I started by showing my students the same OKGo video that whet Audri's interest in this concept, then showed them Audri's own creation. By the end of both videos, they were positively chomping at the bit to begin constructing their own masterpieces. It was a delicious mess, with students bringing in more and more "junk" to school daily to build, refine and rebuild bigger and bigger machines. Students who were normally stymied by failure were cheering one another on each time their contraptions failed, saying to one another "remember Audri did it!" or "do it like they did in OKGo!".

From there we watched OKGo's video, Needing/Getting a glorious celebration of "found sounds" to create music. Driving a car through a musical obstacle course in the middle of the desert, the band members create the percussion to back their vocals. My students immediately set to work finding rhythms in their own school day, taking notes about sounds --- coming to me after school to share ideas for moving carts down the hall to provide bass or girls playing double dutch to add the beat.

Most recently, we explored the newest release I Won't Let You Down. This video's explosion of patterns, rates and shapes inspired my students to dig into the math of music, explore marching band patterns and wonder how to build teamwork in their classmates to accomplish something similar. As we studied the video to decide on a project, one of my students commented, "I really wonder how they all got along so well. Sometimes we can't even line up for lunch - how can we get everyone in our class to team up to do this?" We spent a good 15-20 minutes seeing if we could cooperate enough to time a jumping photo - first in the hall then moving to the classroom as we realized we needed to sit down and literally think before we jumped. So while I set out hoping they'd explore the rates, timing and math of the patterns in the video, it looks like my students are digging more deeply in to the social teamwork it would take to coordinate such a collaborative effort.

After we're done seeing where "I Won't Let You Down" takes our learning, I plan to show them The Writing's on the Wall, a wonderland of optical illusions. Awesome to teach about light, reflection, refraction.

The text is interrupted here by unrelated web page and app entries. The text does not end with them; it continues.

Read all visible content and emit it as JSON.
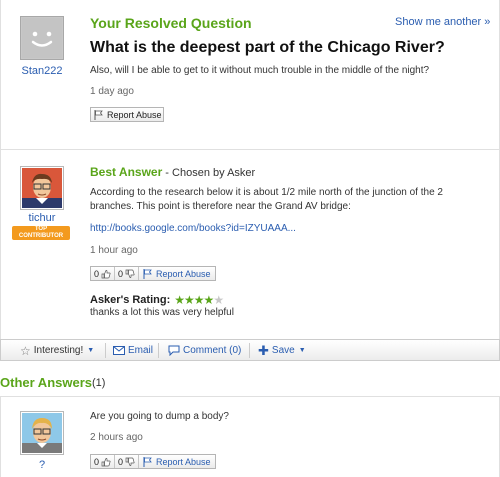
{
  "question": {
    "section_title": "Your Resolved Question",
    "show_more": "Show me another »",
    "title": "What is the deepest part of the Chicago River?",
    "details": "Also, will I be able to get to it without much trouble in the middle of the night?",
    "time": "1 day ago",
    "report_label": "Report Abuse",
    "user": "Stan222"
  },
  "best_answer": {
    "title": "Best Answer",
    "chosen_by": " - Chosen by Asker",
    "text_line1": "According to the research below it is about 1/2 mile north of the junction of the 2",
    "text_line2": "branches. This point is therefore near the Grand AV bridge:",
    "link": "http://books.google.com/books?id=IZYUAAA...",
    "time": "1 hour ago",
    "thumbs_up": "0",
    "thumbs_down": "0",
    "report_label": "Report Abuse",
    "rating_label": "Asker's Rating:",
    "rating_stars": 4,
    "rating_max": 5,
    "rating_comment": "thanks a lot this was very helpful",
    "user": "tichur",
    "badge_line1": "TOP",
    "badge_line2": "CONTRIBUTOR"
  },
  "actions": {
    "interesting": "Interesting!",
    "email": "Email",
    "comment": "Comment (0)",
    "save": "Save"
  },
  "other_answers": {
    "title": "Other Answers",
    "count": "(1)",
    "items": [
      {
        "text": "Are you going to dump a body?",
        "time": "2 hours ago",
        "thumbs_up": "0",
        "thumbs_down": "0",
        "report_label": "Report Abuse",
        "user": "?"
      }
    ]
  },
  "colors": {
    "green": "#5aa51a",
    "link": "#2a5db0",
    "star": "#5aa51a",
    "badge": "#f39a1e"
  }
}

OKGo's innovative music, and music videos have not only engaged my students in my own learning goals but also pushed them to wonder and explore ideas neither they nor I had considered before. OKGo - you may entertain millions of people with your snappy beats but you're making a real difference in the lives of your students by daring to be different and thinking outside of the box. Thank you innovating... and to your Interlochen Art Teacher -- thank you for saying "OK... Go". 

Wednesday, November 5, 2014

My TEDxTalk: Sorry Sir Robinson... I think I killed creativity

On September 20, 2014, I was fortunate to give a TEDxTalk. The title was "Power to the Pupil" but in retrospect, I wish I'd named it "Sorry Sir Robinson... I think I killed creativity." 

This talk is about what to do once you become inspired to embrace student agency, creativity and exploration in the classroom... but you realize that your students have already become rubric zombies. It's about wondering - what do I do now? Am I too late? 

It's about how to help your students rediscover wonder, rediscover playtime. It's not just about the need for classrooms to become more student centered or joyful... but about how to take that first step to implement these ideas. It's eighteen minutes, and I hope you enjoy it.